### GOAL OF THE EXERCISE
Your task is to find every line in the records that holds the string "icon" and copy it.

### RECORDS PROVIDED

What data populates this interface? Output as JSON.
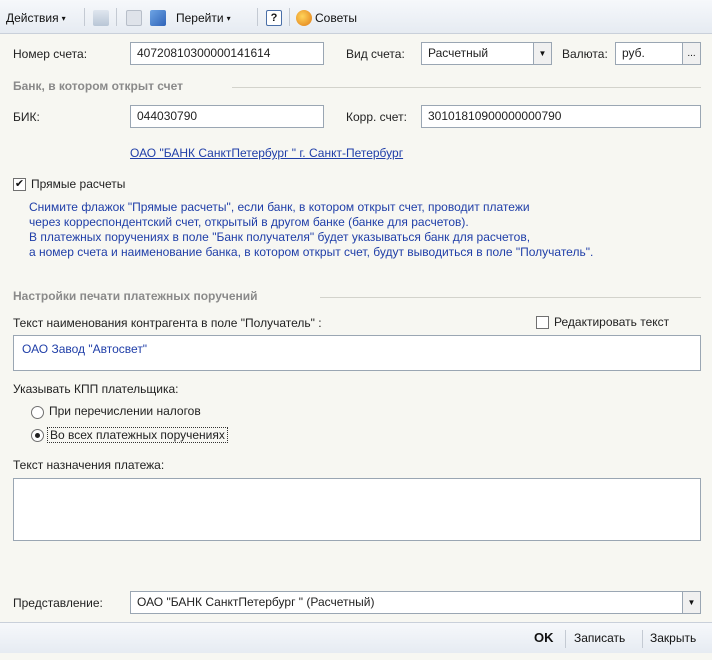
{
  "toolbar": {
    "actions_label": "Действия",
    "goto_label": "Перейти",
    "help_label": "?",
    "tips_label": "Советы"
  },
  "account": {
    "number_label": "Номер счета:",
    "number_value": "40720810300000141614",
    "type_label": "Вид счета:",
    "type_value": "Расчетный",
    "currency_label": "Валюта:",
    "currency_value": "руб.",
    "currency_btn": "..."
  },
  "bank_section": {
    "title": "Банк, в котором открыт счет",
    "bik_label": "БИК:",
    "bik_value": "044030790",
    "corr_label": "Корр. счет:",
    "corr_value": "30101810900000000790",
    "bank_link": "ОАО \"БАНК СанктПетербург \" г. Санкт-Петербург"
  },
  "direct": {
    "label": "Прямые расчеты",
    "checked": true,
    "hint_lines": [
      "Снимите флажок \"Прямые расчеты\", если банк, в котором открыт счет, проводит платежи",
      "через корреспондентский счет, открытый в другом банке (банке для расчетов).",
      "В платежных поручениях в поле \"Банк получателя\" будет указываться банк для расчетов,",
      "а номер счета и наименование банка, в котором открыт счет, будут выводиться в поле \"Получатель\"."
    ]
  },
  "print_section": {
    "title": "Настройки печати платежных поручений",
    "recipient_label": "Текст наименования контрагента в поле \"Получатель\" :",
    "edit_text_label": "Редактировать текст",
    "recipient_text": "ОАО Завод \"Автосвет\"",
    "kpp_label": "Указывать КПП плательщика:",
    "radio_taxes": "При перечислении налогов",
    "radio_all": "Во всех платежных поручениях",
    "purpose_label": "Текст назначения платежа:",
    "purpose_text": ""
  },
  "representation": {
    "label": "Представление:",
    "value": "ОАО \"БАНК СанктПетербург \" (Расчетный)"
  },
  "buttons": {
    "ok": "OK",
    "save": "Записать",
    "close": "Закрыть"
  },
  "colors": {
    "link": "#1f3ea8",
    "section": "#8a8a8a",
    "background": "#f7f7f2"
  }
}
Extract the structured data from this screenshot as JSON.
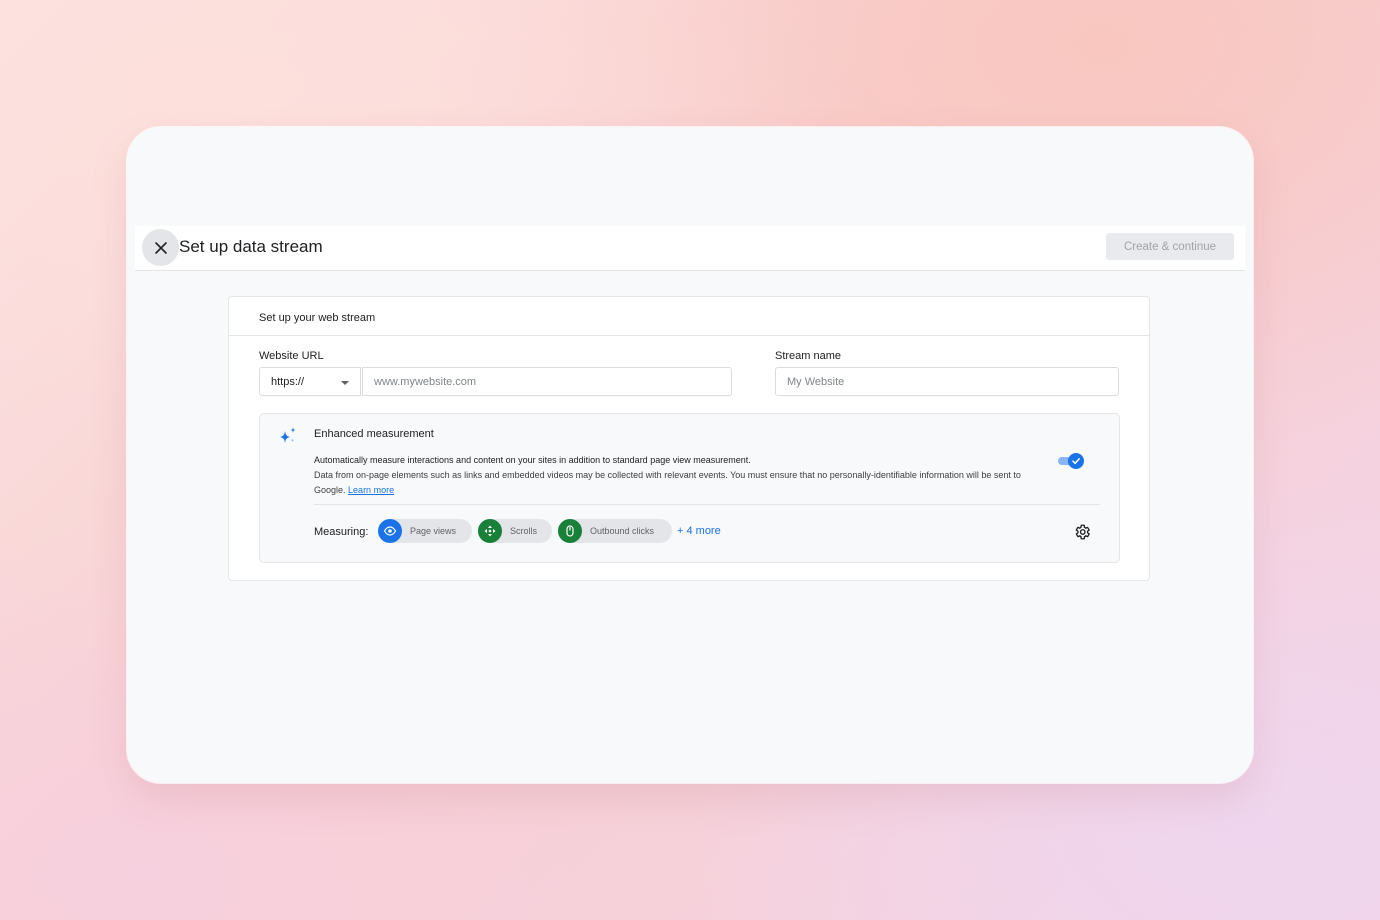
{
  "header": {
    "title": "Set up data stream",
    "create_button": "Create & continue"
  },
  "card": {
    "title": "Set up your web stream",
    "website_url": {
      "label": "Website URL",
      "scheme": "https://",
      "placeholder": "www.mywebsite.com"
    },
    "stream_name": {
      "label": "Stream name",
      "placeholder": "My Website"
    }
  },
  "enhanced_measurement": {
    "title": "Enhanced measurement",
    "description_line1": "Automatically measure interactions and content on your sites in addition to standard page view measurement.",
    "description_line2": "Data from on-page elements such as links and embedded videos may be collected with relevant events. You must ensure that no personally-identifiable information will be sent to Google.",
    "learn_more": "Learn more",
    "toggle_on": true,
    "measuring_label": "Measuring:",
    "chips": [
      {
        "label": "Page views",
        "icon": "eye-icon",
        "color": "#1a73e8"
      },
      {
        "label": "Scrolls",
        "icon": "scroll-target-icon",
        "color": "#188038"
      },
      {
        "label": "Outbound clicks",
        "icon": "mouse-icon",
        "color": "#188038"
      }
    ],
    "more_link": "+ 4 more"
  },
  "colors": {
    "accent": "#1a73e8",
    "chip_green": "#188038",
    "surface": "#f8f9fa"
  }
}
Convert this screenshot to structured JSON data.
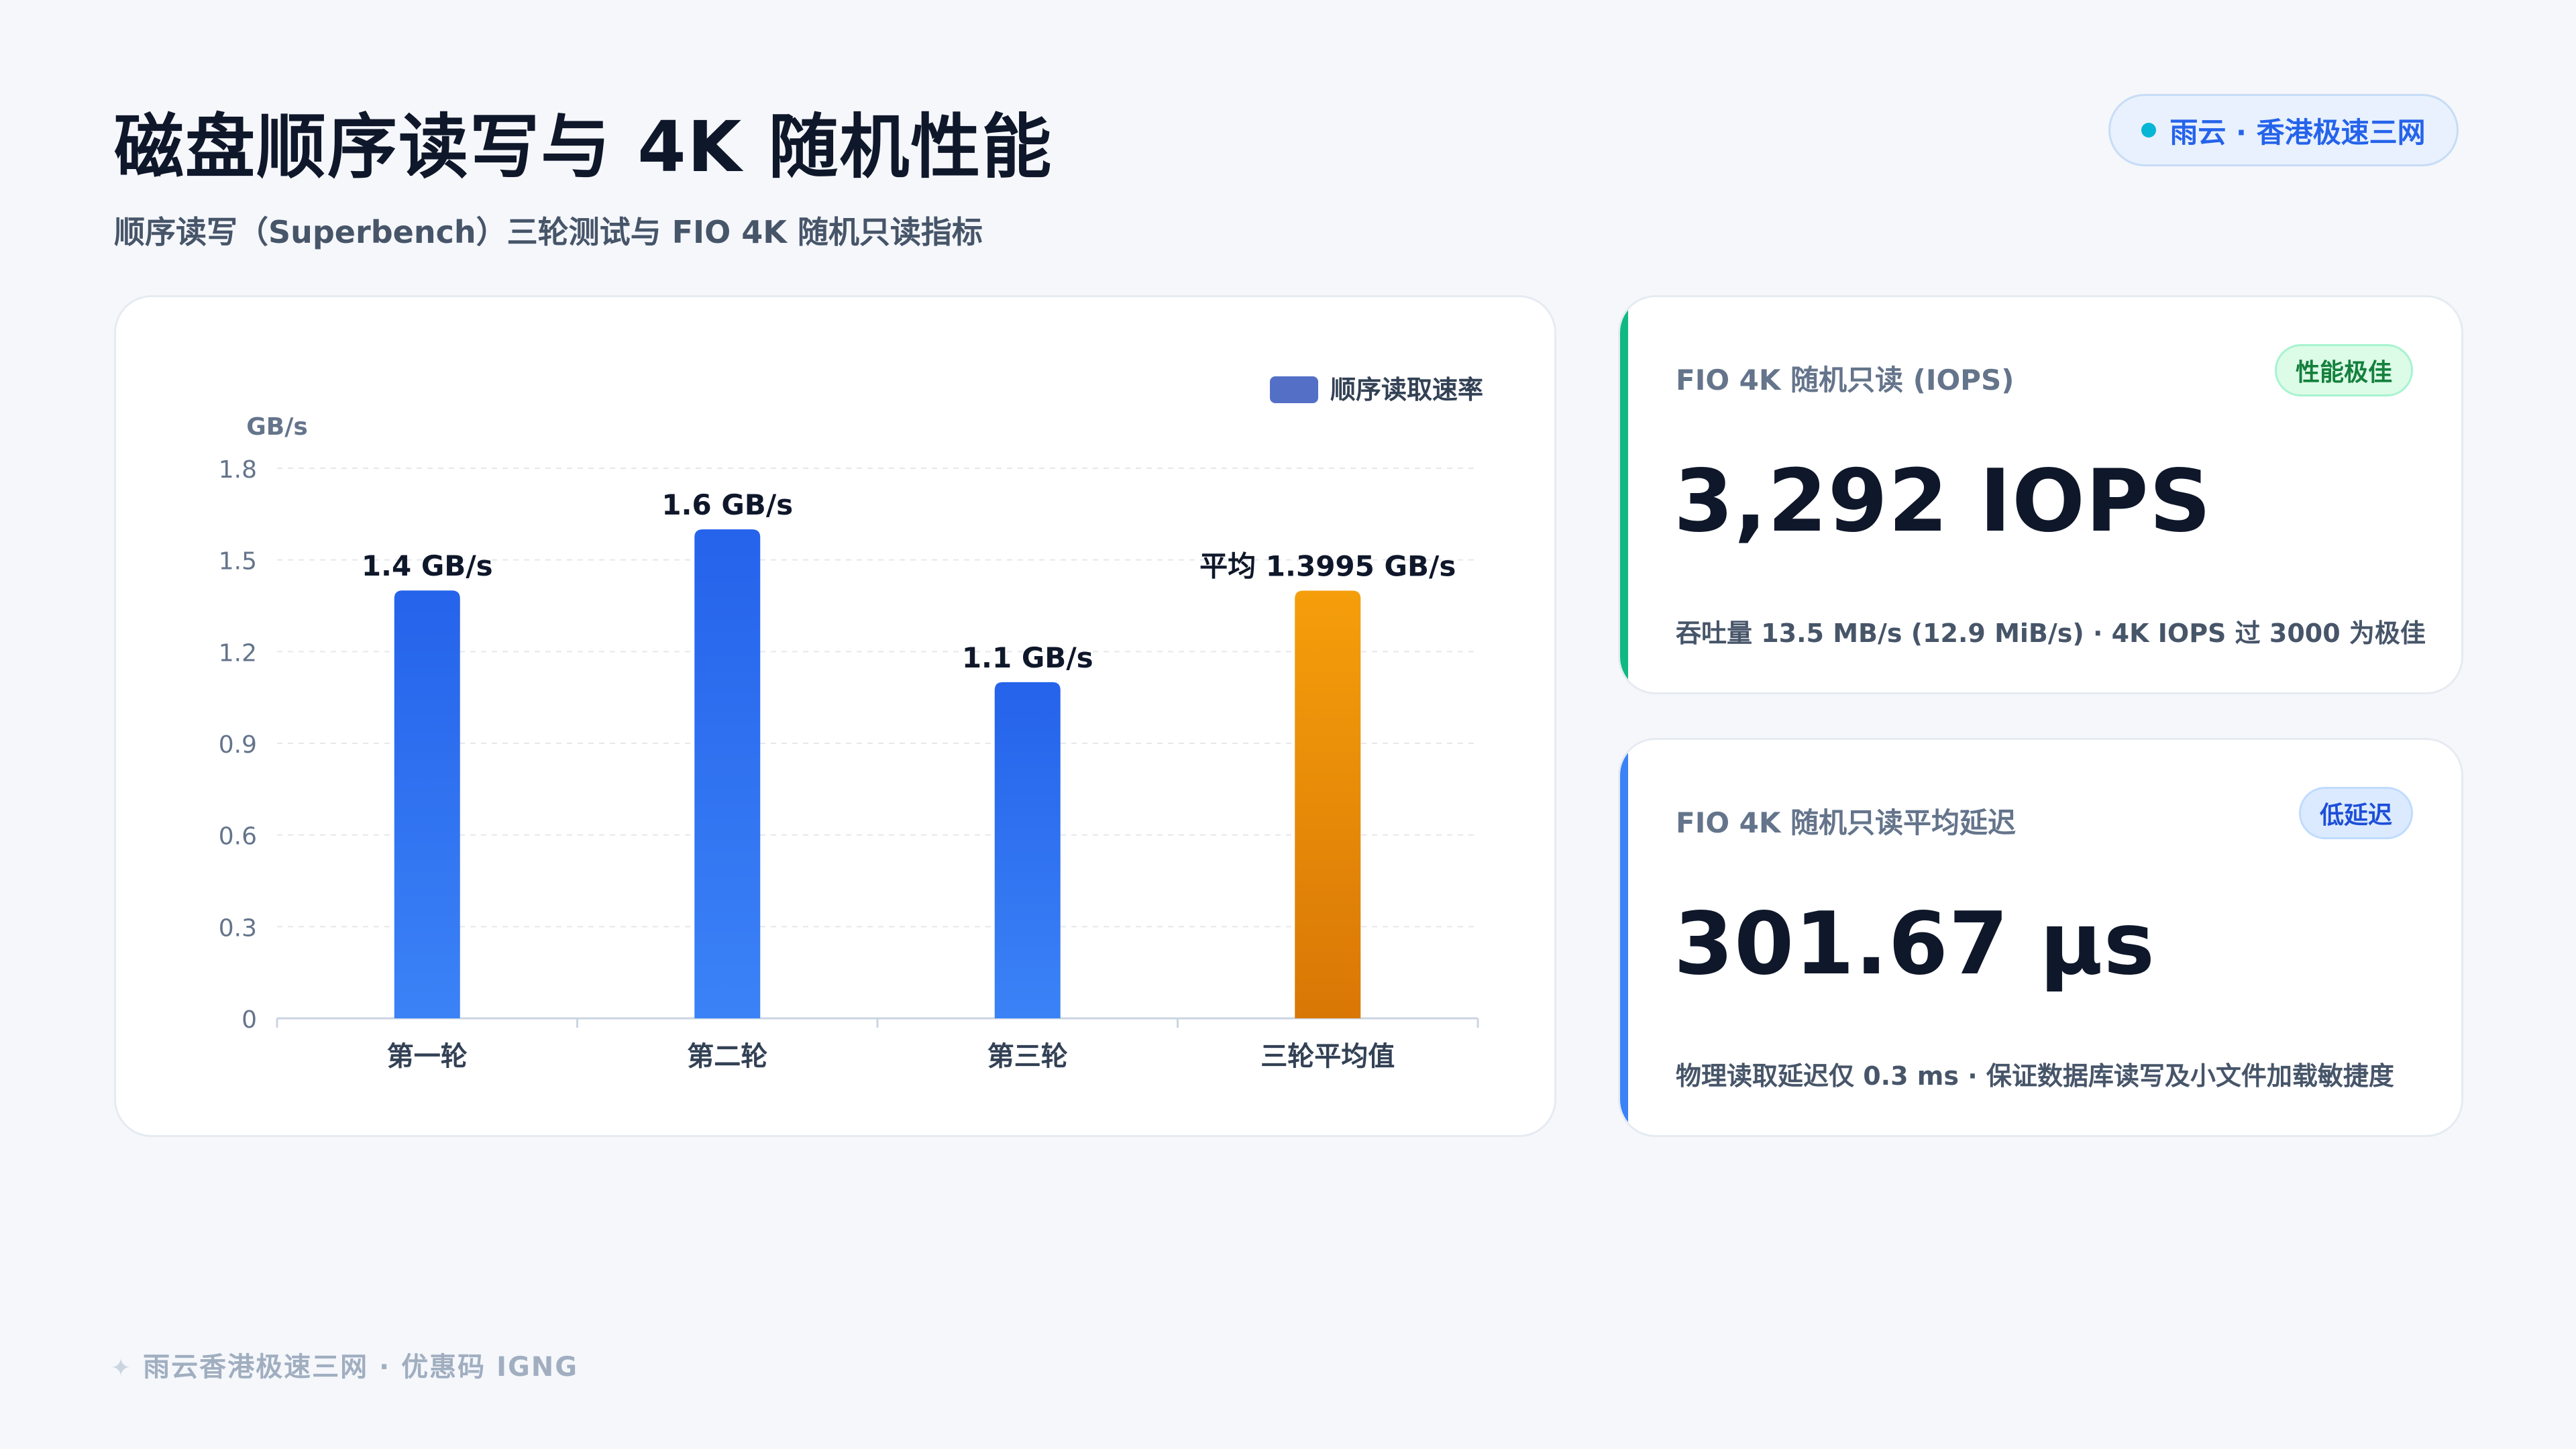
{
  "header": {
    "title": "磁盘顺序读写与 4K 随机性能",
    "subtitle": "顺序读写（Superbench）三轮测试与 FIO 4K 随机只读指标",
    "badge": "雨云 · 香港极速三网"
  },
  "chart_data": {
    "type": "bar",
    "categories": [
      "第一轮",
      "第二轮",
      "第三轮",
      "三轮平均值"
    ],
    "series": [
      {
        "name": "顺序读取速率",
        "values": [
          1.4,
          1.6,
          1.1,
          1.3995
        ]
      }
    ],
    "data_labels": [
      "1.4 GB/s",
      "1.6 GB/s",
      "1.1 GB/s",
      "平均 1.3995 GB/s"
    ],
    "ylabel": "GB/s",
    "yticks": [
      "0",
      "0.3",
      "0.6",
      "0.9",
      "1.2",
      "1.5",
      "1.8"
    ],
    "ylim": [
      0,
      1.8
    ],
    "legend_position": "top-right",
    "grid": true,
    "colors": {
      "bar_top": "#2563eb",
      "bar_bottom": "#3b82f6",
      "avg_top": "#f59e0b",
      "avg_bottom": "#d97706",
      "legend": "#5470c6"
    }
  },
  "metrics": [
    {
      "label": "FIO 4K 随机只读 (IOPS)",
      "tag": "性能极佳",
      "value": "3,292 IOPS",
      "note": "吞吐量 13.5 MB/s (12.9 MiB/s) · 4K IOPS 过 3000 为极佳",
      "accent": "#10b981",
      "tag_bg": "#dcfce7",
      "tag_border": "#a7f3d0",
      "tag_color": "#15803d"
    },
    {
      "label": "FIO 4K 随机只读平均延迟",
      "tag": "低延迟",
      "value": "301.67 µs",
      "note": "物理读取延迟仅 0.3 ms · 保证数据库读写及小文件加载敏捷度",
      "accent": "#3b82f6",
      "tag_bg": "#dbeafe",
      "tag_border": "#bfdbfe",
      "tag_color": "#1d4ed8"
    }
  ],
  "footer": {
    "icon": "sparkle-icon",
    "text": "雨云香港极速三网 · 优惠码 IGNG"
  }
}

### SOLUTION TO THIS PROBLEM
        "icon": "eye-icon",
        "icon": "scroll-target-icon",
        "icon": "mouse-icon",
    "icon": "sparkle-icon",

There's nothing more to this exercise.